Considering the manufacturing of the Snow Cruiser happened in August-November, in Chicago, the conditions weren’t exactly “like” Antarctica. This thing has never even seen snow and yet, the journey continued. Finally, land. Instantly, the Snow Cruiser was out of its depth. It had no power, no traction, it weighed entirely too much, and the balloony tires were useless on the ice, even with the addition of chains.
This project was basically doomed from the start. The only thing it could do was be a base, but its mobility wasn’t exactly useful. The Snow Cruiser barely made it across the Ross Ice Shelf where it landed. Reports said that it had better grip in reverse so the expedition’s crew resorted to “looking out the back glass” when they needed to move. Remember, this crew had work to do and this was their only shelter and mode of transportation because the plane on top eventually suffered an engine failure which was shipping out for repairs. These poor guys.
After months of struggling with the Snow Cruiser, the crew parked it and turned it into a stationary base in early 1941, the exact opposite of Poulter’s intentions. The furthest it had managed to travel in a single shot was 92 miles. That’s hardly the 5,000-miles they had planned for. Soon after, the expedition was forced to pack up and abandon the Cruiser as the U.S. called back its personnel from the remote outpost at the onset of World War II. They left a few wooden poles sticking up around it to help mark its location given the constant snowfall, as seen in the picture below.
The mighty Snow Cruiser was found in 1946 by theU.S. Navy at which point it supposedly only needed air in its tires and a little tune-up to run. In 1958, it was again uncovered by chance—the international team that spotted its signal poles dug through feet of snow and discovered its weatherproofing had held up and the interior was just as the original crew had left it.
Seeing as it definitely wasn’t going anywhere now, they left. That was the last time anyone saw it. Antarctica’s ice is constantly shifting, and several years after that final Snow Cruiser sighting, a large chunk of the Ross Ice Shelf broke off near where it had been parked.

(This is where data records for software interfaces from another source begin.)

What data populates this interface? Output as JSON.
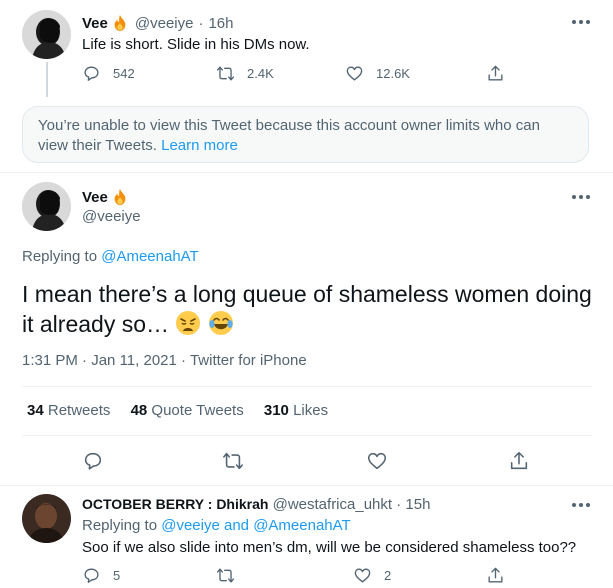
{
  "tweet1": {
    "name": "Vee",
    "handle": "@veeiye",
    "separator": "·",
    "time": "16h",
    "text": "Life is short. Slide in his DMs now.",
    "replies": "542",
    "retweets": "2.4K",
    "likes": "12.6K",
    "icons": [
      "flame-icon",
      "more-icon",
      "reply-icon",
      "retweet-icon",
      "like-icon",
      "share-icon"
    ]
  },
  "notice": {
    "text": "You’re unable to view this Tweet because this account owner limits who can view their Tweets.",
    "link": "Learn more"
  },
  "main_tweet": {
    "name": "Vee",
    "handle": "@veeiye",
    "replying_label": "Replying to",
    "replying_to": "@AmeenahAT",
    "text": "I mean there’s a long queue of shameless women doing it already so…",
    "emojis": [
      "weary-face",
      "tears-of-joy-face"
    ],
    "time": "1:31 PM",
    "date": "Jan 11, 2021",
    "source": "Twitter for iPhone",
    "separator": "·",
    "stats": {
      "retweets_count": "34",
      "retweets_label": "Retweets",
      "quotes_count": "48",
      "quotes_label": "Quote Tweets",
      "likes_count": "310",
      "likes_label": "Likes"
    }
  },
  "reply": {
    "name": "OCTOBER BERRY : Dhikrah",
    "handle": "@westafrica_uhkt",
    "separator": "·",
    "time": "15h",
    "replying_label": "Replying to",
    "replying_to_1": "@veeiye",
    "and_label": "and",
    "replying_to_2": "@AmeenahAT",
    "text": "Soo if we also slide into men’s dm, will we be considered shameless too??",
    "replies": "5",
    "likes": "2"
  },
  "colors": {
    "accent": "#1d9bf0",
    "secondary_text": "#536471",
    "primary_text": "#0f1419",
    "divider": "#eff3f4"
  }
}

Whether it is buried underneath a godly amount of snow or it’s swimming below the surface, nobody knows.